  13. ^ Shriberg, A., Shriberg, D. L., & Kumari, R. (2005). Practicing leadership, principles and application (3rd ed.). New York: Wiley.
  14. ^ Schwarber, P. (2005). Leaders and the decision-making process, Management Decision, 42, 1086-1092.
  15. ^ Rothschild, W. (2002). Where are the leaders? Financial Executive, 18(5), 26-32.
  16. ^ a b Caldwell, C., & Ranjan, K. (2005). Organizational governance and ethical systems: A covenantal approach to building trust. Journal of Business Ethics, 2, 249-259.
  17. ^ Creech, D. (2006). Sarbanes-Oxley and cost engineering. Cost Engineering, 48(7), 8-12.
  18. ^ Hall, B., & Liebman, J. (1998), Are CEOs really paid like bureaucrats? The Quarterly Journal of Economics, 103, 653-80.
  19. ^ Dobson, J. (2005). Method to their madness: Justifying managers’ pursuit of growth, even at the expense of shareholder value. Treasury Affairs, 1(3), 26-32.
  20. ^ Chowdhury, S. (2003). Organization 21C: Someday all organizations will lead this way. Upper Saddle River, NJ: Prentice Hall.
  21. ^ Morgan, T. (1994). Untying the knot of war: A bargaining theory of international crises. Ann Arbor: University of Michigan Press.
  22. ^ Williamson, O., & Bercovitz, J. (1997). The modern corporation as an efficiency instrument: The comparative contracting perspective. In C. Kaysen (Ed.), The American corporation today. New York: Oxford University Press.
  23. ^ Friedman, A., & Miles, S. (2002). Developing stakeholder theory. Journal of Management Studies, 39, 1-21.
  24. ^ Turnbull, S. (1997). Stakeholder governance. Corporate Governance, 5, 11-23.

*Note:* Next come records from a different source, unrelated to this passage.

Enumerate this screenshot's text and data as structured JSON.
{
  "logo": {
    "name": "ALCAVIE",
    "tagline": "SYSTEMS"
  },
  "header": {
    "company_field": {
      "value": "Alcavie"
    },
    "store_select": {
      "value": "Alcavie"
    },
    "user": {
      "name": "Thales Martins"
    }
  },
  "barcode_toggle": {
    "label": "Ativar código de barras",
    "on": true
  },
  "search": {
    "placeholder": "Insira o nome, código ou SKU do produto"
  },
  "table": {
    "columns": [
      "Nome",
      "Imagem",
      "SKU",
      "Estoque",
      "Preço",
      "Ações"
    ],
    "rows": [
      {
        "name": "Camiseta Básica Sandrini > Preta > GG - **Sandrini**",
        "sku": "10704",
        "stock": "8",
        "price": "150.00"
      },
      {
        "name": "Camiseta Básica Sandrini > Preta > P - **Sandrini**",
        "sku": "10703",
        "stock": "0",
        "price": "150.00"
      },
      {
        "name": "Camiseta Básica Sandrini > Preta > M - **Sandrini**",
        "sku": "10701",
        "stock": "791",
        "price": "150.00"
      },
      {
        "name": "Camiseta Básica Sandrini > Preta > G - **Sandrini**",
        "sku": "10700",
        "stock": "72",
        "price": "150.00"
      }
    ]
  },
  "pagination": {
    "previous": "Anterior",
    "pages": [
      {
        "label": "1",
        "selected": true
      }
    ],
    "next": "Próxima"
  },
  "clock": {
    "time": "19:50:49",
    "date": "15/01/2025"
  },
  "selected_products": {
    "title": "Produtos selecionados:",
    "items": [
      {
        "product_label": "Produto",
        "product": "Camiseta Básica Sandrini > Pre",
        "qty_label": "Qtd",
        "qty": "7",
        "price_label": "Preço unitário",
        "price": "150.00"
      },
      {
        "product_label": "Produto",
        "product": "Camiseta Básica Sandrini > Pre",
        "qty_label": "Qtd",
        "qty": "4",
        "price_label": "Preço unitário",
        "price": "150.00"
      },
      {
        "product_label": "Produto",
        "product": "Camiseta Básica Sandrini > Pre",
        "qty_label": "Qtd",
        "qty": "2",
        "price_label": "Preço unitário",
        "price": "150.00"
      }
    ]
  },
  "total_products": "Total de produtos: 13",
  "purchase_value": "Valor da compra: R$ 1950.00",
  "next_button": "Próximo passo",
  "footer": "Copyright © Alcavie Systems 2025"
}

External links[edit]

Related Articles on Celebrity Board Directors:

  • SEC Turns Newly Opened Eye to Celebrity Board Directors [1]
  • Celebrities starstruck by Net opportunities [2]
  • How To Build A Good Board [3]
  • Armstrong, ‘Celebrity’ Directors Targeted in SEC Rule (Update1) [4]